But if a lawyer is actually given the material, he must turn it over. If he merely observes it in situ, he may remain silent about it.

It’s a misapprehension. Most PDs have more trial experience than many inexpensive private attorneys. Most of them are overworked, yes, but they also know the system and they know how tro not get steamrollered by the prosecution.

Of course there are bad apples in any barrel. But the PD route is generally a good one.

To the OP:

It’s probably not a very meaningful question to ask generically which side is favored by a mistrial. Give no other facts, I’d agree with **Cliffy ** et al. that the prosecution is slightly favored. Problem is those messy facts. Once you add the facts of the case into the mix, the advantages and disadvantages that they reveal will outweigh any basic advantage. And I’m not talking about retrial after an appeal either. Very often a reversal on appeal effectively ends the case. That’s because in order to reverse, the appellate court has already decided that the error made in the trial court probably effected the result (appellate courts do not reverse if the error was harmless).

While witnesses may disappear, their testimony from the previous trial is admissible at the new trial.

If they do testify, their prior testimony is admissible if it is inconsistent with the witness’s testimony at the retrial.

This cuts both ways, though. If the prosecution tries to fondle a witness’s testimony in order to address a “surprise” defense, the prosecutor will have to work around the witness’s prior testimony. Many defenses are no longer surprises, BTW, because modern criminal procedure rules require disclosure of the defense before trial. E.g., Fed. R. Crim.

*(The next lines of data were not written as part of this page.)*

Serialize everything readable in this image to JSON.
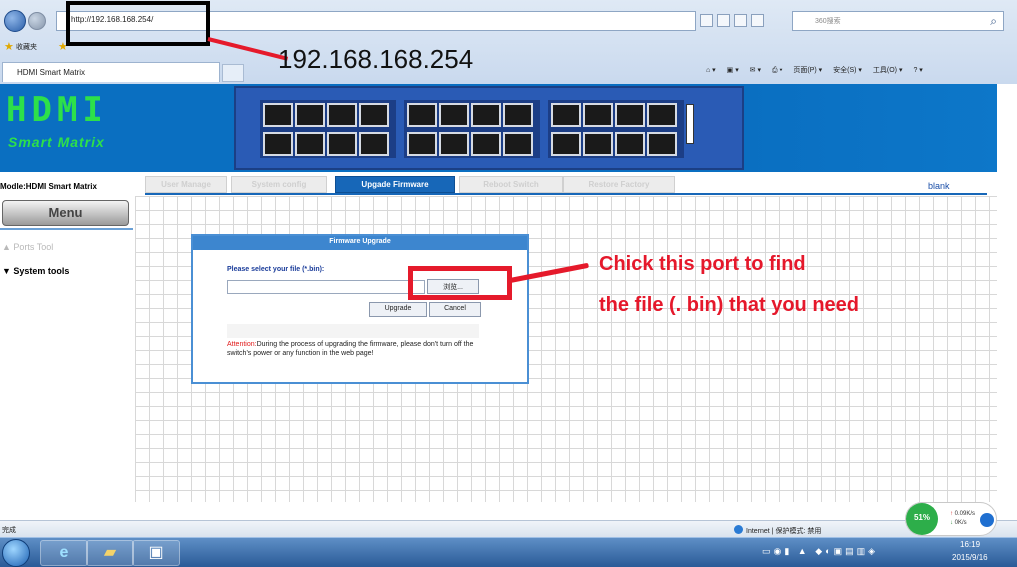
{
  "browser": {
    "address": "http://192.168.168.254/",
    "search_placeholder": "360搜索",
    "favorites_label": "收藏夹",
    "tab_title": "HDMI Smart Matrix",
    "commands": [
      "页面(P) ▾",
      "安全(S) ▾",
      "工具(O) ▾"
    ]
  },
  "annotations": {
    "ip": "192.168.168.254",
    "note_line1": "Chick this port to find",
    "note_line2": "the file (. bin) that you need"
  },
  "header": {
    "logo_main": "HDMI",
    "logo_sub": "Smart Matrix"
  },
  "sidebar": {
    "model": "Modle:HDMI Smart Matrix",
    "menu_label": "Menu",
    "items": [
      {
        "label": "▲ Ports Tool"
      },
      {
        "label": "▼ System tools"
      }
    ]
  },
  "tabs": [
    {
      "label": "User Manage"
    },
    {
      "label": "System config"
    },
    {
      "label": "Upgade Firmware"
    },
    {
      "label": "Reboot Switch"
    },
    {
      "label": "Restore Factory"
    }
  ],
  "blank_link": "blank",
  "firmware": {
    "title": "Firmware Upgrade",
    "prompt": "Please select your file (*.bin):",
    "file_value": "",
    "browse_label": "浏览...",
    "upgrade_label": "Upgrade",
    "cancel_label": "Cancel",
    "attention_label": "Attention:",
    "attention_text": "During the process of upgrading the firmware, please don't turn off the switch's power or any function in the web page!"
  },
  "status": {
    "left_text": "完成",
    "zone_text": "Internet | 保护模式: 禁用",
    "net_percent": "51%",
    "upload": "0.09K/s",
    "download": "0K/s"
  },
  "taskbar": {
    "time": "16:19",
    "date": "2015/9/16"
  },
  "colors": {
    "accent": "#1767b8",
    "annotation_red": "#e51a2b",
    "header_blue": "#0a6fc1",
    "logo_green": "#2de04a"
  }
}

P. 12.1-12.3 (requiring pretrial disclosure of alibi, insanity, and public authority defenses) and other aspects of the defense will probably be revealed in pretrial motions.

Newly discovered evidence is not grounds for a retrial unless the lawyer has a good reason for not discovering it the first time around, so it is unlikely to be of much help.

So it really depends on who is on the jury and what the witnesses say.